I agree with Klein's philosophy and will probably want to stay in one place, too, when I'm in my mid-seventies, but for the moment, David and I are still "darters," albeit slow-paced ones. The trip we're planning for June is no exception. We will be averaging at least four nights in most places and a week in the Alsace region of France, but we plan to visit four distinct regions in two different countries.
|London's St. Pancras train station|
Our London to Paris train trip in 2012 cost £56 instead of £112 because we bought Eurostar tickets four months in advance. (See the article about that purchase here.) A ticket from Paris to Amsterdam costs €35 if bought a couple months in advance or a whopping €130 if bought the day of travel, according to The Man in Seat Sixty-One, the best website about European train information. So, the message is clear. Buy early and take advantage of guaranteed low prices.
And with the de-regulation of France's train ticketing system, buying inexpensive tickets has never been easier. In the next post, I'll tell you all about the new ticketing site that makes train ticket purchasing a breeze.
The advantages to train travel are many beginning with the starting point. Rather than take a long taxi or bus ride to the airport, the train station will most likely be located in the center of town. That means you can spend extra time in the city instead of a waiting room. Even the wait time is less because trains require you arrive only twenty to thirty minutes ahead of departure time, not an hour.
Take all your luggage with you without worrying about being charged for overweight bags.
Pack a lunch or grab a bite from the restaurant car.

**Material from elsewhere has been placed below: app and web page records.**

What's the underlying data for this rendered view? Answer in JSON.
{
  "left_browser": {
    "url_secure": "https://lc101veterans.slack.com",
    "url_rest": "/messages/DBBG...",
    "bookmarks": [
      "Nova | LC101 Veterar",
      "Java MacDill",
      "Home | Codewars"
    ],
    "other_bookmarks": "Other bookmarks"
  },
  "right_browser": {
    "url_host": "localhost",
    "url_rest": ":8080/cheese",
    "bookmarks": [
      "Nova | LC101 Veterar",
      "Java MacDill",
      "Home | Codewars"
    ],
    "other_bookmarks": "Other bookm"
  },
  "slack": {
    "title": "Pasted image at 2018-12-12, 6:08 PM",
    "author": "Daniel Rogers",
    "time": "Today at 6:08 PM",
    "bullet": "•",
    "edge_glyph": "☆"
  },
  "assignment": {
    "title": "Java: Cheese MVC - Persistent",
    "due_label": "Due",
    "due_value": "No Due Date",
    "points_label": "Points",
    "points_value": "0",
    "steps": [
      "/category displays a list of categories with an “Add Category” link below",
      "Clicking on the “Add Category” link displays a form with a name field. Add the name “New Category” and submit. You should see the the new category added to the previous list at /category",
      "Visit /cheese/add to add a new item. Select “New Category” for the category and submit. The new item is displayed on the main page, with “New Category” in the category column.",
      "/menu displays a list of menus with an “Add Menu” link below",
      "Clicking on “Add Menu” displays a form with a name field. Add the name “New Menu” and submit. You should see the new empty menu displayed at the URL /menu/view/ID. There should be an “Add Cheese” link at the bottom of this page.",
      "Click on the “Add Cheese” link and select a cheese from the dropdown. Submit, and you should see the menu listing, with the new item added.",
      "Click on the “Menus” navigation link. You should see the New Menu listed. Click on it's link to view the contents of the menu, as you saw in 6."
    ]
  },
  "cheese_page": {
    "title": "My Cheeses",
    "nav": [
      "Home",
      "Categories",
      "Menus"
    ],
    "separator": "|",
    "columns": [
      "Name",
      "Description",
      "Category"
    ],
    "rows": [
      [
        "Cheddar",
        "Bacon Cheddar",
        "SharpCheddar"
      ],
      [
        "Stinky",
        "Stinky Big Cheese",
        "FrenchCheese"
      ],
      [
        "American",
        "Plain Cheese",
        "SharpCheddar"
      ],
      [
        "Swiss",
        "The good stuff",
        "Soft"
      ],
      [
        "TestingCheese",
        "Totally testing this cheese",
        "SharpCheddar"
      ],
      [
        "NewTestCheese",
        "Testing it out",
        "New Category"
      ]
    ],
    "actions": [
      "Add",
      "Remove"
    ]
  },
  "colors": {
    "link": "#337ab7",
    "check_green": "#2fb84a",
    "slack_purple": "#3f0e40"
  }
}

Sit back and truly enjoy your trip because you'll have room to stretch your legs while viewing fascinating scenery right outside the window.